In 2018, Hartford submitted a conditional use application to the Township Board of Commissioners seeking approval to operate multiple principal uses on a single property pursuant to a zoning text amendment recently adopted by the Commissioners.  A conditional use is a use that is permitted, provided that the applicant can demonstrate that certain conditions are met to the satisfaction of the Commissioners.  Hartford’s Conditional Use application was granted with certain restrictions (“2018 Hartford Conditional Use Decision”).  The conditional use approval for the Royal Farms was then appealed by Provco which, of course, wanted to develop a Wawa on the opposite corner (the Sumney Corner).  In August of 2019, the Montgomery County Court of Common Pleas affirmed the Township’s 2018 Hartford Conditional Use Decision and denied Provco’s appeal. Provco then appealed the opinion of the Court of Common Pleas to the Commonwealth Court, which also upheld the Township’s 2018 Hartford Conditional Use Decision on December 14, 2020.

In 2019, Hartford, now known as Upper Gwynedd Equities, filed a land development application for the Shoppes at Upper Gwynedd (on the Genuardi’s Corner), which included the Royal Farms, that was granted by the Commissioners after Hartford demonstrated that its plans substantially complied with the Township Ordinances.  Again, Provco appealed the Commissioners’ decision, but that appeal appeared to have been filed beyond the permitted deadline.  Provco has since withdrawn their appeal and that matter is therefore concluded. 

After the denial of Provco’s appeals of the Township decisions related to the Hartford project, Hartford moved forward with demolishing the existing structures on the Genuardi’s Corner and the construction of the Royal Farms. With the Genaurdi’s Corner being so large, Hartford also plans on building two (2) commercial buildings on the site.

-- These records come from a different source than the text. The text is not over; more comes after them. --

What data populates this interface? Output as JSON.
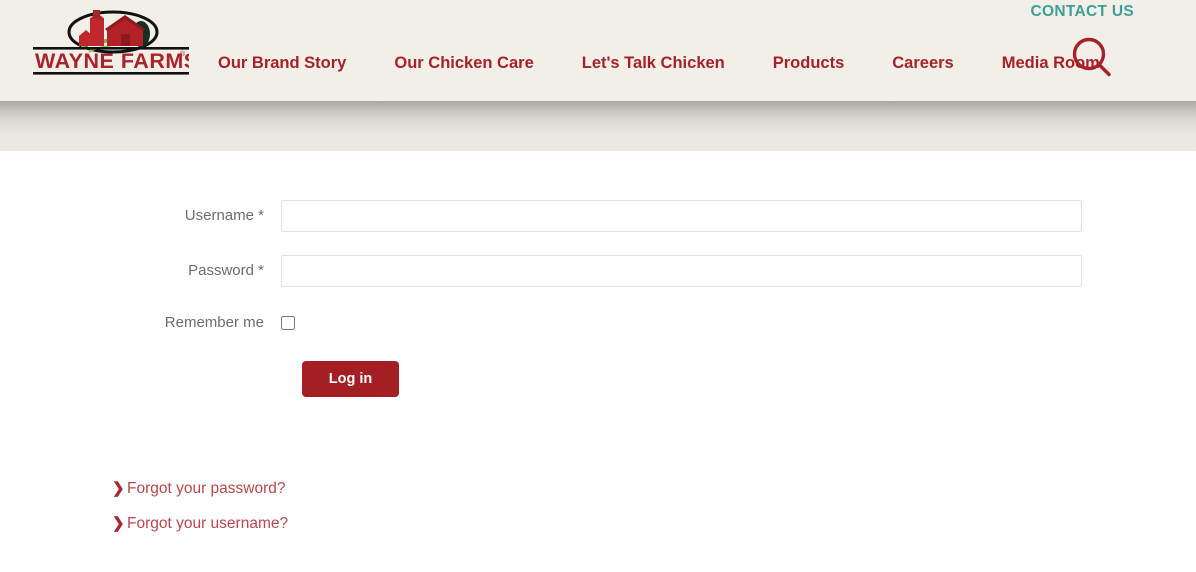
{
  "header": {
    "logo": {
      "name": "wayne-farms-logo",
      "wordmark": "WAYNE FARMS",
      "registered_mark": "®",
      "colors": {
        "barn_red": "#b22128",
        "silo_red": "#c0282e",
        "tree_green": "#1d3d2a",
        "grass_green": "#7cb342",
        "rule_black": "#111111"
      }
    },
    "utility": {
      "contact_label": "CONTACT US",
      "contact_color": "#3f9e96"
    },
    "nav": {
      "accent_color": "#a52229",
      "items": [
        {
          "label": "Our Brand Story",
          "name": "nav-our-brand-story"
        },
        {
          "label": "Our Chicken Care",
          "name": "nav-our-chicken-care"
        },
        {
          "label": "Let's Talk Chicken",
          "name": "nav-lets-talk-chicken"
        },
        {
          "label": "Products",
          "name": "nav-products"
        },
        {
          "label": "Careers",
          "name": "nav-careers"
        },
        {
          "label": "Media Room",
          "name": "nav-media-room"
        }
      ]
    },
    "search": {
      "icon": "search-icon",
      "color": "#a52229"
    },
    "background_color": "#f2efe9"
  },
  "login": {
    "username": {
      "label": "Username *",
      "value": "",
      "placeholder": ""
    },
    "password": {
      "label": "Password *",
      "value": "",
      "placeholder": ""
    },
    "remember": {
      "label": "Remember me",
      "checked": false
    },
    "submit_label": "Log in",
    "submit_color": "#a41f23",
    "links": [
      {
        "chevron": "❯",
        "label": "Forgot your password?",
        "name": "forgot-password-link"
      },
      {
        "chevron": "❯",
        "label": "Forgot your username?",
        "name": "forgot-username-link"
      }
    ],
    "link_color": "#b8474b"
  }
}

In February of 2021, Hartford applied for conditional use approval to operate a day care in one of the commercial buildings to be built on the Genaurdi’s Corner. After two hearings before the Board of Commissioners which involved an in-depth review of the specifics of the proposed day care and the traffic mitigation and safety features provided therefor, on July 20, 2021, the Commissioners approved the conditional use for the day care subject to a variety of conditions designed to ensure the safety of the community.

It is important to note that the Hartford/Royal Farms Application was handled with the identical scrutiny as the Provco/Wawa Application by the Board of Commissioners, which will always endeavor to ensure the health, safety and public welfare of our constituents. Upon the examination of the evidence presented to the Commissioners, the Hartford site (Genuardi’s Corner) does not have the same serious health, safety and welfare conditions that exist on the Provco site (the Sumney Corner) because the Genuardi’s Corner is much larger, is located across Sumneytown Pike and has much better visibility under the railroad bridge.

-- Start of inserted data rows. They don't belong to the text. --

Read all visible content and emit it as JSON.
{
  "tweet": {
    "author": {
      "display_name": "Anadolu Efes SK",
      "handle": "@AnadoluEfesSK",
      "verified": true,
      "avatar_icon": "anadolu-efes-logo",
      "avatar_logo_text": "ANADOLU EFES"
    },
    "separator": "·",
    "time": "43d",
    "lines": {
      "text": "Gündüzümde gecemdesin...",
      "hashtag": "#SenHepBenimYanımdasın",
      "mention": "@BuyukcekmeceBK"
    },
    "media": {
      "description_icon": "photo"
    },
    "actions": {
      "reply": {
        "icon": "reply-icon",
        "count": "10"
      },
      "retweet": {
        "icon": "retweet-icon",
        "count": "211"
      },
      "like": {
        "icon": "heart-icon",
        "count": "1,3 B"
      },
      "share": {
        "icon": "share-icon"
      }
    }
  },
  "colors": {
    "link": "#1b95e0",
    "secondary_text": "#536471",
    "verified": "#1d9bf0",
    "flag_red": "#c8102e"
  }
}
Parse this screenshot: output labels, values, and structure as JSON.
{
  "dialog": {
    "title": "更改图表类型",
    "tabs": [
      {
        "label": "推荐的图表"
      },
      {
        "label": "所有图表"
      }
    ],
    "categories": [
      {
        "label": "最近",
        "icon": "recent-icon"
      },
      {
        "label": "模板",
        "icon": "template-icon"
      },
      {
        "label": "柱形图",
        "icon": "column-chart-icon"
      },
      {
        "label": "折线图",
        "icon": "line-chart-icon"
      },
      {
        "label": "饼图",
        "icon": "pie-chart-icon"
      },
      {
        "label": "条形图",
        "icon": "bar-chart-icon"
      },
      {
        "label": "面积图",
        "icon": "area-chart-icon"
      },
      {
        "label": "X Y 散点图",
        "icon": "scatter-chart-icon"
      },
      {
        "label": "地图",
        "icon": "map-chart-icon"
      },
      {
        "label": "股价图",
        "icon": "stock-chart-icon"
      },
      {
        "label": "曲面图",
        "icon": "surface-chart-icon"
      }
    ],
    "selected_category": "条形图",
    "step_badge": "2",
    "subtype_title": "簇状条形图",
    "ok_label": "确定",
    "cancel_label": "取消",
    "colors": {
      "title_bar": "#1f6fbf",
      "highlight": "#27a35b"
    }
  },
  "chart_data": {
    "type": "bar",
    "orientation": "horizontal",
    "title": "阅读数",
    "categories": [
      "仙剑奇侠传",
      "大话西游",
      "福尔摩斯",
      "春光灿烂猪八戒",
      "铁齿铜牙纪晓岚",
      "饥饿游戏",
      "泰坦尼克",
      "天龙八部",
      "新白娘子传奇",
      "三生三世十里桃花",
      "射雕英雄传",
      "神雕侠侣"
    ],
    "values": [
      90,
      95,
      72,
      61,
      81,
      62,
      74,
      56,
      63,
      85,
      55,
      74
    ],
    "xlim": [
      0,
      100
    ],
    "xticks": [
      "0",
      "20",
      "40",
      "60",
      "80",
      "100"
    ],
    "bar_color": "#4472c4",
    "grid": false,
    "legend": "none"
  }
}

We hope this summary helps to explain the complex legal and safety issues on these two corners.  If not, please feel free to call the Township Manager, Sandra Zadell, anytime to meet and discuss this issue at 215-699-7777. 



The Township has received a few calls regarding Coyote sightings. The Township has reported this to the PA Game Commission. According to the PA Game Commission, coyotes are no different from a feral dog and they typically do not bother humans. The only times that they might show aggression is when they are in a pack or are protecting babies. If you see an aggressive coyote, please call the PA Game Commission. UGT is located in the Southeast region of PA, and the number for our region is 610-926-3136.

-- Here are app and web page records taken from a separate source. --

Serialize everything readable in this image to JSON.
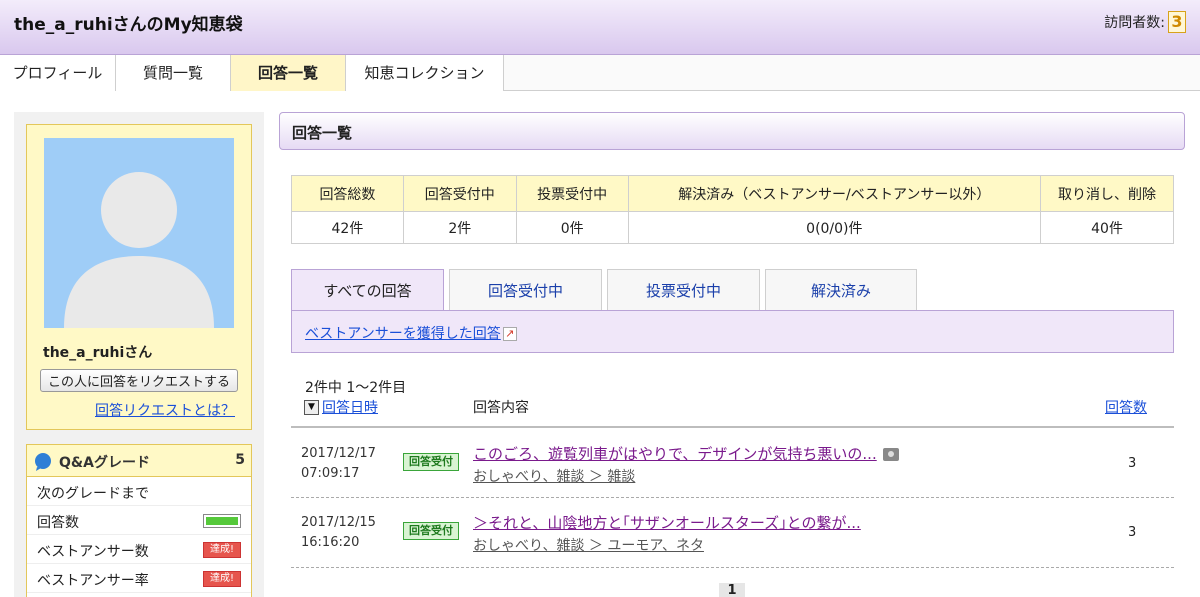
{
  "header": {
    "title": "the_a_ruhiさんのMy知恵袋",
    "visitors_label": "訪問者数:",
    "visitors_count": "3"
  },
  "nav": {
    "tabs": [
      {
        "label": "プロフィール"
      },
      {
        "label": "質問一覧"
      },
      {
        "label": "回答一覧"
      },
      {
        "label": "知恵コレクション"
      }
    ]
  },
  "profile": {
    "username": "the_a_ruhiさん",
    "request_button": "この人に回答をリクエストする",
    "request_link": "回答リクエストとは？"
  },
  "grade": {
    "title": "Q&Aグレード",
    "value": "5",
    "rows": [
      {
        "label": "次のグレードまで"
      },
      {
        "label": "回答数"
      },
      {
        "label": "ベストアンサー数",
        "badge": "達成!"
      },
      {
        "label": "ベストアンサー率",
        "badge": "達成!"
      }
    ],
    "answer_progress": 1.0
  },
  "main": {
    "title": "回答一覧",
    "summary": {
      "headers": [
        "回答総数",
        "回答受付中",
        "投票受付中",
        "解決済み（ベストアンサー/ベストアンサー以外）",
        "取り消し、削除"
      ],
      "values": [
        "42件",
        "2件",
        "0件",
        "0(0/0)件",
        "40件"
      ]
    },
    "tabs": [
      {
        "label": "すべての回答"
      },
      {
        "label": "回答受付中"
      },
      {
        "label": "投票受付中"
      },
      {
        "label": "解決済み"
      }
    ],
    "best_answer_link": "ベストアンサーを獲得した回答",
    "count_text": "2件中 1〜2件目",
    "columns": {
      "date": "回答日時",
      "content": "回答内容",
      "count": "回答数"
    },
    "rows": [
      {
        "date": "2017/12/17",
        "time": "07:09:17",
        "status": "回答受付",
        "title": "このごろ、遊覧列車がはやりで、デザインが気持ち悪いの...",
        "category": "おしゃべり、雑談 ＞ 雑談",
        "answers": "3",
        "has_image": true
      },
      {
        "date": "2017/12/15",
        "time": "16:16:20",
        "status": "回答受付",
        "title": "＞それと、山陰地方と｢サザンオールスターズ｣との繋が...",
        "category": "おしゃべり、雑談 ＞ ユーモア、ネタ",
        "answers": "3",
        "has_image": false
      }
    ],
    "page": "1"
  }
}
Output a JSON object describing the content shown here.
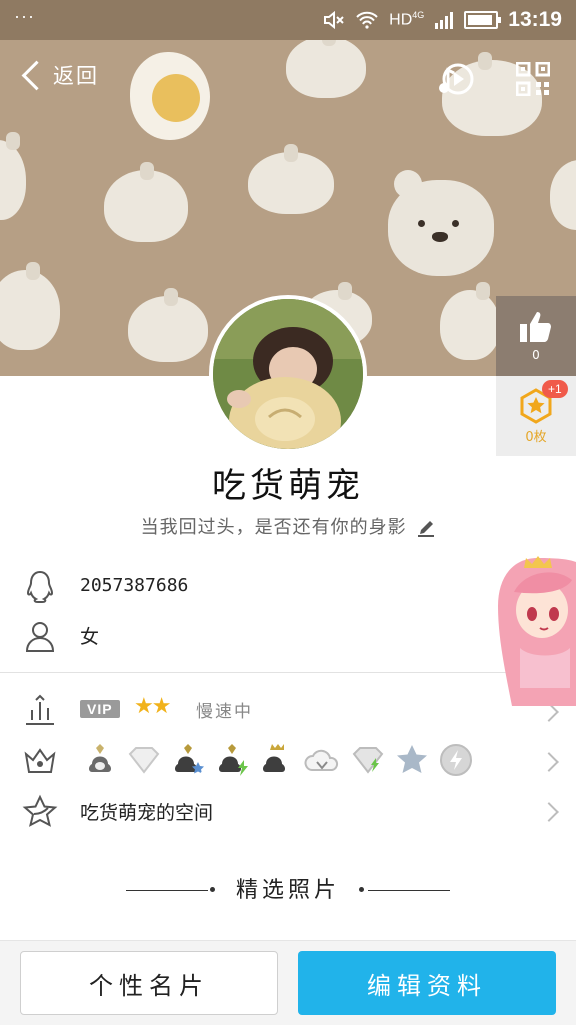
{
  "status_bar": {
    "menu_dots": "···",
    "network": "HD",
    "network_sub": "4G",
    "time": "13:19"
  },
  "nav": {
    "back_label": "返回"
  },
  "side_panel": {
    "like_count": "0",
    "badge_plus": "+1",
    "badge_count": "0枚"
  },
  "profile": {
    "nickname": "吃货萌宠",
    "signature": "当我回过头，是否还有你的身影",
    "qq_number": "2057387686",
    "gender": "女"
  },
  "vip_row": {
    "vip_label": "VIP",
    "stars": "★★",
    "speed_text": "慢速中"
  },
  "space_row": {
    "label": "吃货萌宠的空间"
  },
  "photos": {
    "title": "精选照片"
  },
  "bottom": {
    "card_label": "个性名片",
    "edit_label": "编辑资料"
  },
  "colors": {
    "accent": "#21b3ea",
    "cover": "#b69f85",
    "star": "#f1b21b",
    "badge_red": "#f05a4a"
  }
}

If you wish to learn more about wildlife or nuisance wildlife, you can visit the PA Game Commission's website at